Sunday, October 19, 2008


Neolithic Dew-ponds and Cattleways by Arthur and George Hubbard 1905

The following photographs are taken from the above book, apart from the one glaring mistake they made i.e. Neolithic dewponds with which they entitled their piece then went on to describe Iron age hillforts, the book should not be read except for information..... but the photos show that the landscape was very different in those days with more trackways defined on the sides of the hillforts. And as I love old books and way out theories, this particular book is a great treasure....

This last sketch plan of Oare Hill and Martinsell Hill is interesting, take no notice of the wolf/sentry platforms, though they added a nice little piece about wolves, but for the dew-pond marked. It seems that a dewpond marked as a Saxon boundary on Milk Hill was noted in 825 see this link...

Most existing dew ponds date from the 19th or early 20th centuries, although a few may be 18th century. The only apparent ancient one is Oxenmere on Milk Hill on the downs to the north of the Vale of Pewsey. A Saxon charter of 825 refers to this pond as marking the boundary of Alton Priors, which it still does. It is possible that a pond has been here since that date but only if it has been cleaned out and its lining renewed every 100 to 200 years for Ralph Whitlock estimated that the life of a dew pond is 100 to 150 years.
Quotation from the Hubbard book;
The month which we now call January our Saxon ancestors called wolf-monat, to wit, wolf-moneth, because people are wont always in that month to be in more danger to be devoured of wolves, than in any else season of the year; for that, through the extremity of cold and snow, these ravenous creatures could not find of other beasts sufficient to feed upon. Richard Verstegan, Restitution of Decayed Intelligence in Antiquities 1673

So the moral being don't go wandering down that old Saxon trackway beneath Martinsell Hill in January for you never know there might be a wolf or two lurking......

SU 07303 69348 grid reference for Beckahampton dew pond?


  1. Oh wow! I'm not unique. Someone else likes the same obscure (interesting) things that I do. Just bookmarked you and see I have LOTS of catching up to do. Yippee!

  2. Welcome, sadly yes I do love the obscure in history, wolves guarding Iron Age forts always make me laugh...

  3. There was an Iron Age enclosure in the field next to ours - until Next Door decided he would quarry it . . . There are two streams joining in the corner of it (boundary of our land) and our spring also flows the excess water down to join them and I think it is the most marvellous liminal area, very special, still.

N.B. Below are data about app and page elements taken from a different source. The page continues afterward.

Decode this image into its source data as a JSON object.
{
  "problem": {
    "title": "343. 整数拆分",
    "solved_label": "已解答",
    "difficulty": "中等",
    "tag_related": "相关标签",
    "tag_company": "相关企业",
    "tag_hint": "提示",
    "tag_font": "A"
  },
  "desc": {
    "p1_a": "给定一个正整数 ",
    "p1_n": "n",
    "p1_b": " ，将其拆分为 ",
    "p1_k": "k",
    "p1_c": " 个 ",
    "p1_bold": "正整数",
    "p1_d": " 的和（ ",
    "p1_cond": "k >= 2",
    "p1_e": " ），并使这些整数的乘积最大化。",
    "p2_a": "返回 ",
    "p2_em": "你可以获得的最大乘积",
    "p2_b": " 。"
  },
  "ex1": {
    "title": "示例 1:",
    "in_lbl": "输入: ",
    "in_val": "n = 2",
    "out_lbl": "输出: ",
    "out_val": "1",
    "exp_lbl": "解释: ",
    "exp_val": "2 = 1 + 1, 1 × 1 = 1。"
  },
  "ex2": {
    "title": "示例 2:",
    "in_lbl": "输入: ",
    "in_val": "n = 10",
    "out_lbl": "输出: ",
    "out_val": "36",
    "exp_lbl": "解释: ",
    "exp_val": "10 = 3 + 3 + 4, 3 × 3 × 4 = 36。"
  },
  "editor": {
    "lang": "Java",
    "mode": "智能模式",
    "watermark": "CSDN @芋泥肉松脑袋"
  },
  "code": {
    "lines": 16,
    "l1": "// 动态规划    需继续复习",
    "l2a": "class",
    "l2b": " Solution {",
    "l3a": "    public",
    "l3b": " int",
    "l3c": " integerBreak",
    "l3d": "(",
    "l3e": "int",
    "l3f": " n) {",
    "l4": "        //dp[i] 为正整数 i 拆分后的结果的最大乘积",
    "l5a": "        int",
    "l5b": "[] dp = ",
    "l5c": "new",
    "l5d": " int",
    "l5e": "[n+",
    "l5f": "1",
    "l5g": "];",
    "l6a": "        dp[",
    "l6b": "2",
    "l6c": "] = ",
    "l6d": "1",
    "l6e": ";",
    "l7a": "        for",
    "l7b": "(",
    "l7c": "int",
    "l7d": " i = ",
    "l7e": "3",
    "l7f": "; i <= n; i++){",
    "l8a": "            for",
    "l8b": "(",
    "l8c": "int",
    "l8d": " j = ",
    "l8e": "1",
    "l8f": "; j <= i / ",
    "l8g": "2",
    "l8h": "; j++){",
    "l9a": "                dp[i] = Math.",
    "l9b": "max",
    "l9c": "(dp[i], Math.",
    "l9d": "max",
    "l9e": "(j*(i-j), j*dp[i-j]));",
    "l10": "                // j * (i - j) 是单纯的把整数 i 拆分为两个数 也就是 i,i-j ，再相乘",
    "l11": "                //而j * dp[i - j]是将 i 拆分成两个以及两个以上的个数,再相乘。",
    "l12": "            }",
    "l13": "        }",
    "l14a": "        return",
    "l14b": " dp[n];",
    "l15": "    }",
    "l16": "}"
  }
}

Now I shall have to look over my shoulder for WOLVES!!!

  4. Good morning. I've just tagged you over on my blog. I hope you will join in - although there's no obligation.

  5. Thank you, not sure what tagging is,though I notice it on my photo account the 'gadgetry' that comes with blogs is a bit of a mystery to me.....